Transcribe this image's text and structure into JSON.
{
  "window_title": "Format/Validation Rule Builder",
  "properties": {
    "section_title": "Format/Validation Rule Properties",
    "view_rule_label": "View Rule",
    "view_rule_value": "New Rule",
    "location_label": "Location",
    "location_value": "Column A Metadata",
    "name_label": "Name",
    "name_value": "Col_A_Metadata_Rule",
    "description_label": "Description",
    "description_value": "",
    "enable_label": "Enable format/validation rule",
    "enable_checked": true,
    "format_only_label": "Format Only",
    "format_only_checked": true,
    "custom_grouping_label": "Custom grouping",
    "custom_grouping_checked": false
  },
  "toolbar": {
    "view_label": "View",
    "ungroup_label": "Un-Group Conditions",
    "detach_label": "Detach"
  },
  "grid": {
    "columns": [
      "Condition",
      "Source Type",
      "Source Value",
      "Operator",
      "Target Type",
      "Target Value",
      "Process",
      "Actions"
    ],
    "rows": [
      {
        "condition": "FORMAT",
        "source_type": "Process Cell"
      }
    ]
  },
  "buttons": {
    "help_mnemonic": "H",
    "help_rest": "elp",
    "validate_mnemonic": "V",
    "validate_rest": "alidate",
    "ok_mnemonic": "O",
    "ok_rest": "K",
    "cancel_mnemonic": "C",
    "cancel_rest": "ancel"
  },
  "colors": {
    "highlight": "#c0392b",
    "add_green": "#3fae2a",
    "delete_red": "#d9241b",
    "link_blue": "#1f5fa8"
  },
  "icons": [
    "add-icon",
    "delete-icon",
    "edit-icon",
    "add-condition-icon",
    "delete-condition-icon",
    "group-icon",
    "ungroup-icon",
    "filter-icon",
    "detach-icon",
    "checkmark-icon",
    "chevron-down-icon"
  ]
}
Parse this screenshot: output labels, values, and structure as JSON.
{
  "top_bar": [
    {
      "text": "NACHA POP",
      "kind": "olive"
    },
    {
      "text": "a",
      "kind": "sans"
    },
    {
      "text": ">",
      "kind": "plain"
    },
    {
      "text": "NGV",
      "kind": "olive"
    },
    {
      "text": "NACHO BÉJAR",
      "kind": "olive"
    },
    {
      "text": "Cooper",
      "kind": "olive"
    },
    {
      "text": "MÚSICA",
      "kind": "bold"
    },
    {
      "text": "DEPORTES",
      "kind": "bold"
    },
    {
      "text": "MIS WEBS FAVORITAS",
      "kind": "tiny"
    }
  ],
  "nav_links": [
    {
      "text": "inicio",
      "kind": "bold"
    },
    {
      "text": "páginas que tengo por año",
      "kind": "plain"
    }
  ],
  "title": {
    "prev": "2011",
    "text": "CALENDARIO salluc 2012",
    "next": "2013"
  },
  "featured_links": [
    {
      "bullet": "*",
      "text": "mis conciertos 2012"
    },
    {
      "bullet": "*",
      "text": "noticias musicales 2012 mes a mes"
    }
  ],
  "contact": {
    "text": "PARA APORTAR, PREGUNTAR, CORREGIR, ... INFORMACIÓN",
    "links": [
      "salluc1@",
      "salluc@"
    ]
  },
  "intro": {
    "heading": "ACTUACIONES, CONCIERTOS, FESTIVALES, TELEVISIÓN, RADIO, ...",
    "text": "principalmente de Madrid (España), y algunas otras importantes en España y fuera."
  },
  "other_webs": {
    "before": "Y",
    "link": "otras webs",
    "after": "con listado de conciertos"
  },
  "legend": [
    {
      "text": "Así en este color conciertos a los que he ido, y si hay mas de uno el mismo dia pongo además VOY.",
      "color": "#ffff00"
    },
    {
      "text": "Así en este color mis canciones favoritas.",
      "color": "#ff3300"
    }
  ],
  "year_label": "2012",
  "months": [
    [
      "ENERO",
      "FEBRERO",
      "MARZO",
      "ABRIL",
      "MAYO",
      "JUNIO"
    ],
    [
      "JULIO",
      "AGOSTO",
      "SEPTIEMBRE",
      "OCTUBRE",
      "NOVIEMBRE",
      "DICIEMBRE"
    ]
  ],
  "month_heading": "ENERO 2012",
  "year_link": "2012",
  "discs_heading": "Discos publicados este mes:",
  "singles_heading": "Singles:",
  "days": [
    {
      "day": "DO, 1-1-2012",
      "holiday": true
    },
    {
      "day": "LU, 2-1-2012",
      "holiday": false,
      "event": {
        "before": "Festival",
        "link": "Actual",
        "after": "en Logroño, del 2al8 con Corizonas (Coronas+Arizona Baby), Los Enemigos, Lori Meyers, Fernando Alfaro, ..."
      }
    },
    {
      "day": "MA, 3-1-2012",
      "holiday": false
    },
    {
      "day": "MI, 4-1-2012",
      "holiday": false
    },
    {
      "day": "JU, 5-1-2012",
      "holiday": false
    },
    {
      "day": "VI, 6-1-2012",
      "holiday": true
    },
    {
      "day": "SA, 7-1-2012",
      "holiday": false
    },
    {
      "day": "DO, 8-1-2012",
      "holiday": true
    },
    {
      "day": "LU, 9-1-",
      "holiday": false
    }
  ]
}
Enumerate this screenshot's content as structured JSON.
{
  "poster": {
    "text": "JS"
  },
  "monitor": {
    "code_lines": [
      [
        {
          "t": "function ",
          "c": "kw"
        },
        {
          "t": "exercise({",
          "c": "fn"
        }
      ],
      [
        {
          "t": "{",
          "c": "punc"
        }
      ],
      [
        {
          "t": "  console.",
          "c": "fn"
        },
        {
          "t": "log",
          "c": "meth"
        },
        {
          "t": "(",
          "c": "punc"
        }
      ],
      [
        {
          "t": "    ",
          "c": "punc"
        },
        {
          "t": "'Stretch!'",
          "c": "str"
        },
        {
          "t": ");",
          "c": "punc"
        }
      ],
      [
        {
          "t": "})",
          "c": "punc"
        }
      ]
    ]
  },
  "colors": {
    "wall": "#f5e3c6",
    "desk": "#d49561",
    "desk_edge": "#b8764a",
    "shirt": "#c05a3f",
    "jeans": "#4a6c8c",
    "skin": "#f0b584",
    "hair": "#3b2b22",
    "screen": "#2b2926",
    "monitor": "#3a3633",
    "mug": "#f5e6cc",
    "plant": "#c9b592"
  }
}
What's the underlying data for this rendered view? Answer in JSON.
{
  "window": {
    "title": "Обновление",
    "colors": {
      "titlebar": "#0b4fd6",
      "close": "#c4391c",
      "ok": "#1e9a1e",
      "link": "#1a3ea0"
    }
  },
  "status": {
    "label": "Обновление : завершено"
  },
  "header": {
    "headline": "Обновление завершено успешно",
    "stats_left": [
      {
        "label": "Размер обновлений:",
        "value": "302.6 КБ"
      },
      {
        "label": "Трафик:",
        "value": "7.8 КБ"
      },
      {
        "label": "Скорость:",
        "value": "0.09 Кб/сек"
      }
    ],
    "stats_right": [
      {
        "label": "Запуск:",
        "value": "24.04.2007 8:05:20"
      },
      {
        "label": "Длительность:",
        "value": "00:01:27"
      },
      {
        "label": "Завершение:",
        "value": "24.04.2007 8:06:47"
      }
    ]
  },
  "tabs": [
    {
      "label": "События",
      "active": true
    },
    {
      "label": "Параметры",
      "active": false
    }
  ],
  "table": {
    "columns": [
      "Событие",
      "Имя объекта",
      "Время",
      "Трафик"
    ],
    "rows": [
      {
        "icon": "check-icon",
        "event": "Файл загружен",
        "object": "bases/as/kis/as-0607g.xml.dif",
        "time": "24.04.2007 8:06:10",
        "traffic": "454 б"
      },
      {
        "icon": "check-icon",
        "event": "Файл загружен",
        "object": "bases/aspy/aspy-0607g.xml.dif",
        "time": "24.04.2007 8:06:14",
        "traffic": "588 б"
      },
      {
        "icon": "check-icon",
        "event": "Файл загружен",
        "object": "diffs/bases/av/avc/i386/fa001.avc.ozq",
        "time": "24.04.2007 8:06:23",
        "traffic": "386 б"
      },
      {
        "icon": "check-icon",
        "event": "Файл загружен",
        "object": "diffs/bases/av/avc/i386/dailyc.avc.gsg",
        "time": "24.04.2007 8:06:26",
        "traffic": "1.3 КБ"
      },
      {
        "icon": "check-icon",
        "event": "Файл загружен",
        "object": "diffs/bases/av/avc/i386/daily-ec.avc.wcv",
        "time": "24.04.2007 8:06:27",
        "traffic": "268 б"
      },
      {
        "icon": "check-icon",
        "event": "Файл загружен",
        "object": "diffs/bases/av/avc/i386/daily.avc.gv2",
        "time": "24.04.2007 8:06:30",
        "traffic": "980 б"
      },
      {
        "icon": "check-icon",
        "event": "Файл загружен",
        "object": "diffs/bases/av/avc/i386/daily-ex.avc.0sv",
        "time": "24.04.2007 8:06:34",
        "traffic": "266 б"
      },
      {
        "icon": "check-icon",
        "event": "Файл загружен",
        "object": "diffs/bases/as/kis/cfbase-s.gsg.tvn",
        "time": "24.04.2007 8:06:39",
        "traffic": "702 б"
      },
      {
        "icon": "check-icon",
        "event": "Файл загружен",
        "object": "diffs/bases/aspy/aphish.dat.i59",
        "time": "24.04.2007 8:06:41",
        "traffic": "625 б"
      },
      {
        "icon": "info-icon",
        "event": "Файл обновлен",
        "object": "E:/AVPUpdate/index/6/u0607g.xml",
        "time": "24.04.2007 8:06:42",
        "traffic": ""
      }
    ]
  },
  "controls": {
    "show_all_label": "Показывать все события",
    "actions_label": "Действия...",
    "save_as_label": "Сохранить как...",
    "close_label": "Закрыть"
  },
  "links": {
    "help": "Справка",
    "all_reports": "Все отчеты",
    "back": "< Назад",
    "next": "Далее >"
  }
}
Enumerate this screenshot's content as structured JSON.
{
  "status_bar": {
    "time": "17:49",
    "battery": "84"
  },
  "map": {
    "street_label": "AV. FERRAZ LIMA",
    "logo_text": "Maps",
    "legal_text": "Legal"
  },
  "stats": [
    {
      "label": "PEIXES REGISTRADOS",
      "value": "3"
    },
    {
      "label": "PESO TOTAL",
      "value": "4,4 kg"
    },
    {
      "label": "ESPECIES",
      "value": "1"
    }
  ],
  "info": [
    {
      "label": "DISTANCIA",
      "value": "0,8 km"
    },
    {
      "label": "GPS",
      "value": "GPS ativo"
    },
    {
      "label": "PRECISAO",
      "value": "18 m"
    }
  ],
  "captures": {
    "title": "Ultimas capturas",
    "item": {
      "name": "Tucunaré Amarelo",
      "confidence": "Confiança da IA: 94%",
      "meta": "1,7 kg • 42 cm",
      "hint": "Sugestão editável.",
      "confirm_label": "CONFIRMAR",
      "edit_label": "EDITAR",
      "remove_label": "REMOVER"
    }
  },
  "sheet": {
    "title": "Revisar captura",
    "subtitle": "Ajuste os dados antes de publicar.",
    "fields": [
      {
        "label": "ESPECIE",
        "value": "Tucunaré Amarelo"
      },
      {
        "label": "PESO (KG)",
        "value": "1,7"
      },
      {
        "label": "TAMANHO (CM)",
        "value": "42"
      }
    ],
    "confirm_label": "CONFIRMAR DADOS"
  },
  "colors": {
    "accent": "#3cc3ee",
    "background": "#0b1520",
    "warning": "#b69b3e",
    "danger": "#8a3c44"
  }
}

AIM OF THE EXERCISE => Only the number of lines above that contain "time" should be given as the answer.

SOLVED EXERCISE => 11